What is a soil factory?
A soil factory is a place where you produce high quality nutrient rich soil. It’s your go-to place for compost and potting soils. It’s just like your bag of shop-bought compost but it’s home made and you know exactly what has gone into it!
How will a soil factory help in my garden?
A soil factory provides a great place to put your bokashi pre-compost throughout the year but can be especially useful during the winter and summer months. During the winter my ground is often too frozen and hard to dig a trench to bury my pre-compost. My soil factory provides a great place to put my pre-compost and serves as a great source of fantastic compost when spring comes around. During the summer months I like to use every possible space to grow fruits, veggies and flowers and it can be hard to find a spot to bury my pre-compost. So, once again, I turn to my soil factory for my bokashi pre-compost. I then simply go back to my soil factory whenever I need compost. Its really just like a small, portable, low-maintenance compost pile.
How to make a soil factory?
Making a soil factory is easy. There are a number of different methods for making a soil factory. Below are two of the methods we have found to be successful; using a container or burying in the ground.
Using a container
Step 1. Find container
Find yourself a large plastic box with a lid. Drill a few holes in the bottom to let liquids escape. If your soil factory will be positioned on impermeable ground (such as a patio, garage or balcony), then do not drill holes in the bottom.
Step 2: Add garden soil
Next, put 3-4 inches of regular garden soil at the bottom of the container. *Tip* Try to use healthy soil with lots of life in it. The more worms and grubs the better!
Step 3: Add your bokashi pre-compost
Then you are ready to add your bokashi pre-compost. Empty the contents of your fermented bokashi kitchen composter to the container, making sure to break up any large lumps of pre-compost. Add another couple of inches of regular garden soil and mix slightly with a garden shovel.
Step 4: Add more garden soil
Add a few more inches of regular garden soil and place the lid on the container. The final mix of soil : bokashi pre-compost : soil should be about a third, a third, a third. The depth of each will obviously depend on the size and dimensions of your soil factory.
Put a couple of stones on the lid to weigh it down, if needed.
Step 5: Wait
Leave for 2-4 weeks and check your soil factory. It may take slightly longer for your pre-compost to break down in your soil factory than when using the trench method as there are fewer worms and other soil biota in your soil factory. Colder temperatures may also slow down the process too. You can speed the process up by chopping and missing the contents of your soil factory every week or so. Be patient, the pre-compost will break down and you will have a soil factory full of great compost.
Step 6: Use compost or add more pre-compost
Feel free to add more pre-compost to the top of your soil factory. Remember to mix the contents each time after adding. Remove compost as needed. Remember, if you expect to need compost within 2-4 weeks, don’t add any fresh pre-compost to your soil factory. If you want a regular place to put your pre-compost and a place to constantly get compost then we would recommend setting up two soil factories.

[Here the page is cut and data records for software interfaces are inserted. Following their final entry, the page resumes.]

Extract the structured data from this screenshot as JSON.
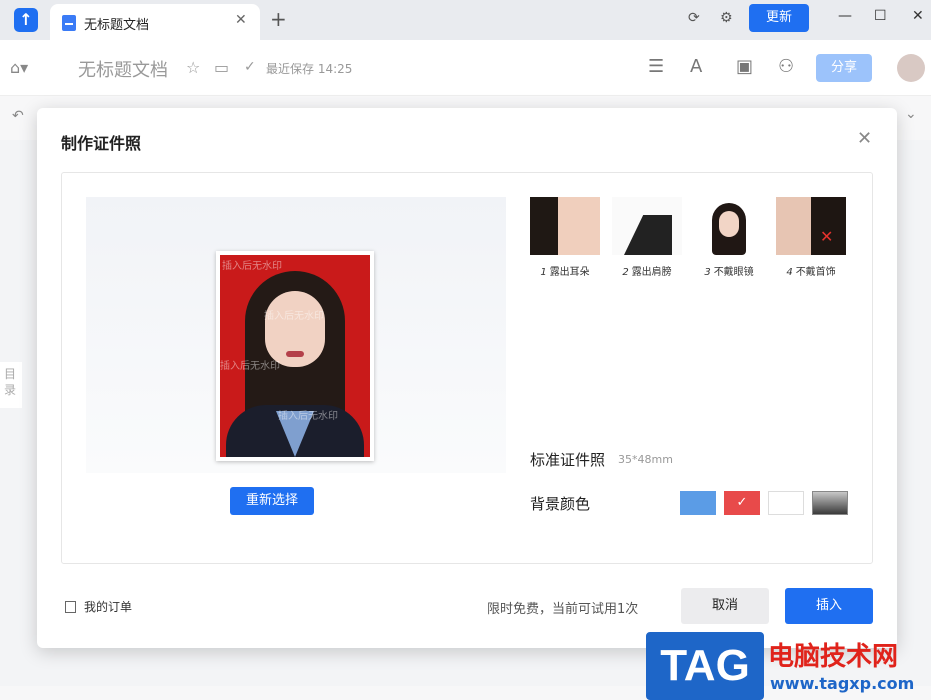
{
  "app": {
    "tab_title": "无标题文档",
    "update_label": "更新"
  },
  "toolbar": {
    "doc_title": "无标题文档",
    "saved_status": "最近保存 14:25",
    "share_label": "分享"
  },
  "side": {
    "toc_label": "目录"
  },
  "dialog": {
    "title": "制作证件照",
    "reselect_label": "重新选择",
    "watermark": "插入后无水印",
    "tips": [
      {
        "num": "1",
        "label": "露出耳朵"
      },
      {
        "num": "2",
        "label": "露出肩膀"
      },
      {
        "num": "3",
        "label": "不戴眼镜"
      },
      {
        "num": "4",
        "label": "不戴首饰"
      }
    ],
    "standard_label": "标准证件照",
    "standard_size": "35*48mm",
    "bg_color_label": "背景颜色",
    "swatches": [
      {
        "color": "#5b9ce6",
        "selected": false
      },
      {
        "color": "#e84a4a",
        "selected": true
      },
      {
        "color": "#ffffff",
        "selected": false
      },
      {
        "color": "gradient-gray",
        "selected": false
      }
    ],
    "my_orders_label": "我的订单",
    "trial_text": "限时免费，当前可试用1次",
    "cancel_label": "取消",
    "insert_label": "插入"
  },
  "watermark_stamp": {
    "logo": "TAG",
    "site_name": "电脑技术网",
    "url": "www.tagxp.com"
  }
}
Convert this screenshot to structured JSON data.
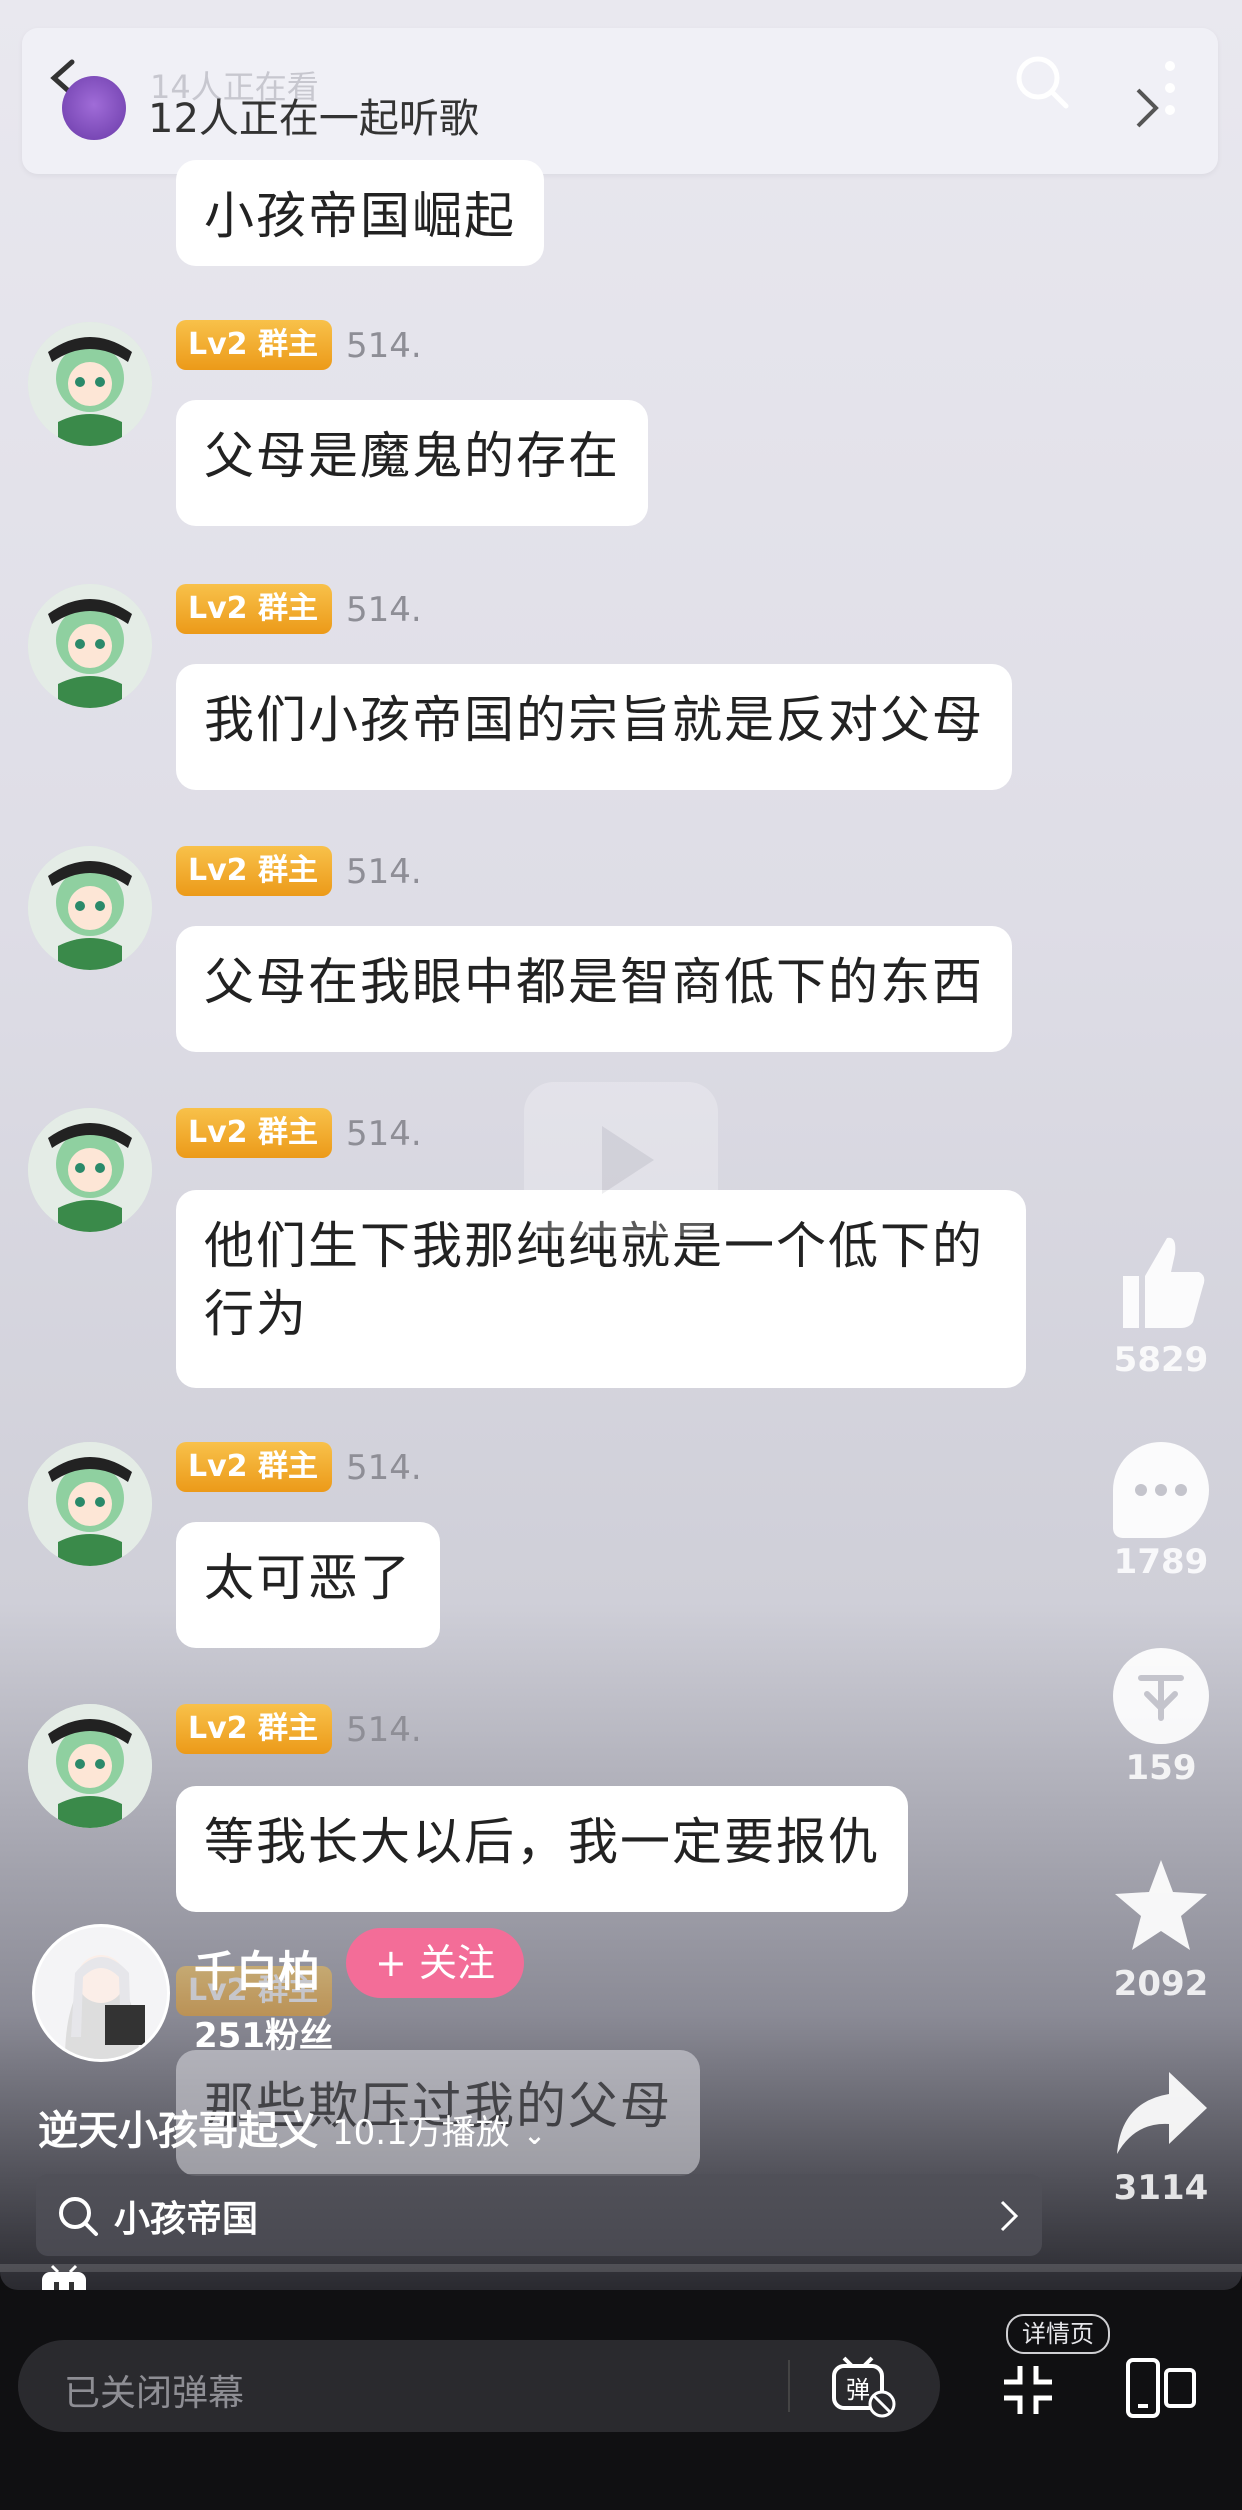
{
  "header": {
    "viewers": "14人正在看",
    "listening": "12人正在一起听歌"
  },
  "messages": [
    {
      "badge": "Lv2 群主",
      "name": "514.",
      "text": "小孩帝国崛起"
    },
    {
      "badge": "Lv2 群主",
      "name": "514.",
      "text": "父母是魔鬼的存在"
    },
    {
      "badge": "Lv2 群主",
      "name": "514.",
      "text": "我们小孩帝国的宗旨就是反对父母"
    },
    {
      "badge": "Lv2 群主",
      "name": "514.",
      "text": "父母在我眼中都是智商低下的东西"
    },
    {
      "badge": "Lv2 群主",
      "name": "514.",
      "text": "他们生下我那纯纯就是一个低下的行为"
    },
    {
      "badge": "Lv2 群主",
      "name": "514.",
      "text": "太可恶了"
    },
    {
      "badge": "Lv2 群主",
      "name": "514.",
      "text": "等我长大以后，我一定要报仇"
    },
    {
      "badge": "Lv2 群主",
      "name": "514.",
      "text": "那些欺压过我的父母"
    }
  ],
  "actions": {
    "like": "5829",
    "comment": "1789",
    "coin": "159",
    "favorite": "2092",
    "share": "3114"
  },
  "author": {
    "name": "千白柏",
    "follow": "+ 关注",
    "fans": "251粉丝"
  },
  "video": {
    "title": "逆天小孩哥起义",
    "plays": "10.1万播放"
  },
  "search": {
    "query": "小孩帝国"
  },
  "bottom": {
    "danmu_placeholder": "已关闭弹幕",
    "detail_tag": "详情页"
  },
  "icons": [
    "back-icon",
    "search-icon",
    "more-icon",
    "like-icon",
    "comment-icon",
    "coin-icon",
    "star-icon",
    "share-icon",
    "danmu-toggle-icon",
    "collapse-icon",
    "landscape-icon",
    "tv-icon"
  ]
}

Burying in the soil
Making a soil factory in the soil is really a combination of the above container soil factory and the regular trench method for burying your pre-compost.
Step 1: Choose an area
Firstly, choose an area in your garden that you don’t need for planting in the coming months.
Step 2: Bury your pre-compost
Next, use the trench method to bury your pre-compost. Rather than planting directly into this area, use this area for collecting compost to be used on the rest of your garden.
Step 3: Make a grid pattern
You can set up a grid pattern if you have the area is large enough. Add pre-compost in rotation to 3-4 areas in your soil factory area. This gives you a regular place to bury your pre-compost and a constant supply of compost. It also has the added benefit that you don’t need to plan your planting schedule around when your pre-compost will need to be buried.